Boston Celtics center Shaquille O'Neal, long the oversized center of the NBA's attention, posted a simple message on Twitter on Wednesday: "im retiring."
That message included a link to a video in which O'Neal, seated at an office desk, addresses a camera. "We did it," O'Neal says smiling. "Nineteen years, baby. I want to thank you very much. That's why I'm telling you first that I'm about to retire. Love you. Talk to you soon."
Here's the video via YouTube user zeblowtorch. (Hat tip: The Basketball Jones.)
O'Neal, who is 39 years old, saw his 2010-2011 campaign with the Boston Celtics marred by injuries. He played in just 37 games, averaging a career-low 9.2 points and 4.8 rebounds. Hobbled by an Achilles injury, O'Neal was able to play just 12 minutes in the NBA playoffs and the Celtics were bounced in the Eastern Conference semifinals by the Miami Heat.
|Shaq: The Legacy|
|Stats (All-Time List)|
A spokesperson for the Celtics said O'Neal had not yet informed the franchise about his plans to retire. "To my knowledge, he has not informed any of us that he's retiring," Celtics spokesman Jeff Twiss told the Associated Press. O'Neal had a player option for the 2011-2012 season worth $1.4 million which he will forego if and when he files his official retirement papers with the NBA. Roughly two weeks ago, O'Neal's mother predicted that he would return to play for Boston next season.
O'Neal's career accomplishments make him a certain first-ballot Hall of Famer. A 15-time All-Star, 4-time NBA champion and the 1999-2000 MVP, O'Neal was perhaps the most physically dominant center the game has ever seen.
The Associated Press sums up his career arc nicely.
One of the most charismatic players in NBA history, O'Neal was a franchise-saver when the Orlando Magic made him the No. 1 overall pick in the 1992 draft. He took them from the lottery to the playoffs in two years, and then led them to the NBA Finals in his third year before they were swept by the Houston Rockets.O'Neal leaves the game as the NBA's No. 5 all-time scorer, No. 12 all-time rebounder and No. 7 all-time in blocks. His career field goal percentage of 58.2 percent ranks him second all-time. His career averages: 23.7 points, 10.9 rebounds and 2.3 blocks.
O'Neal, 39, signed with the Los Angeles Lakers in 1996 and had his greatest success there, winning three titles alongside Kobe Bryant and coach Phil Jackson. But amid tension between O'Neal and Bryant over credit for the team's success, O'Neal was traded to the Miami Heat in the summer of 2004, fresh off a loss to the Detroit Pistons in the Finals.

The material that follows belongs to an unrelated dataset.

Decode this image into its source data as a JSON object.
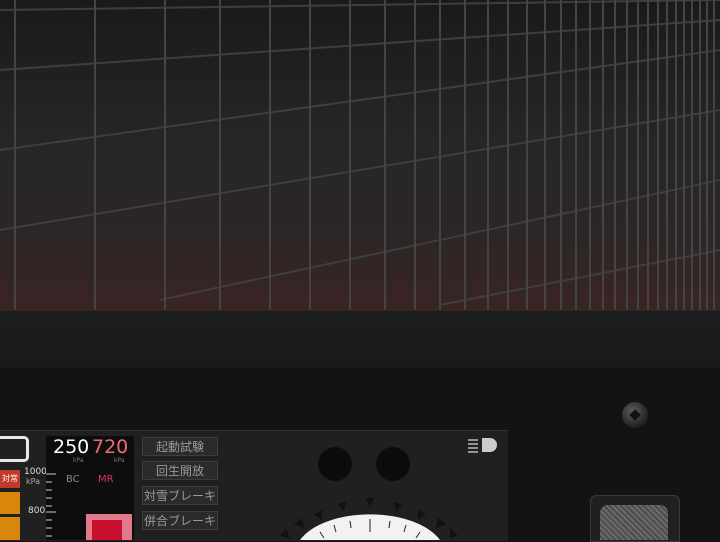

After 3 1/2 years in Miami, a tenure that included his fourth NBA championship, O'Neal became a veteran-for-hire, moving to Phoenix and then Cleveland and finally Boston. But he couldn't deliver another title for Steve Nash and Amar'e Stoudemire with the Suns, with LeBron James with the Cavaliers or with the Celtics' Big Three of Kevin Garnett, Paul Pierce and Ray Allen.
At each stop, he endeared himself to the fans and his new teammates with his effervescent smile and playful attitude, including the habit of adopting a new nickname that he felt embodied his role with his new team. In Phoenix he was the "Big Shaqtus"; in Boston, the "Big Shamroq."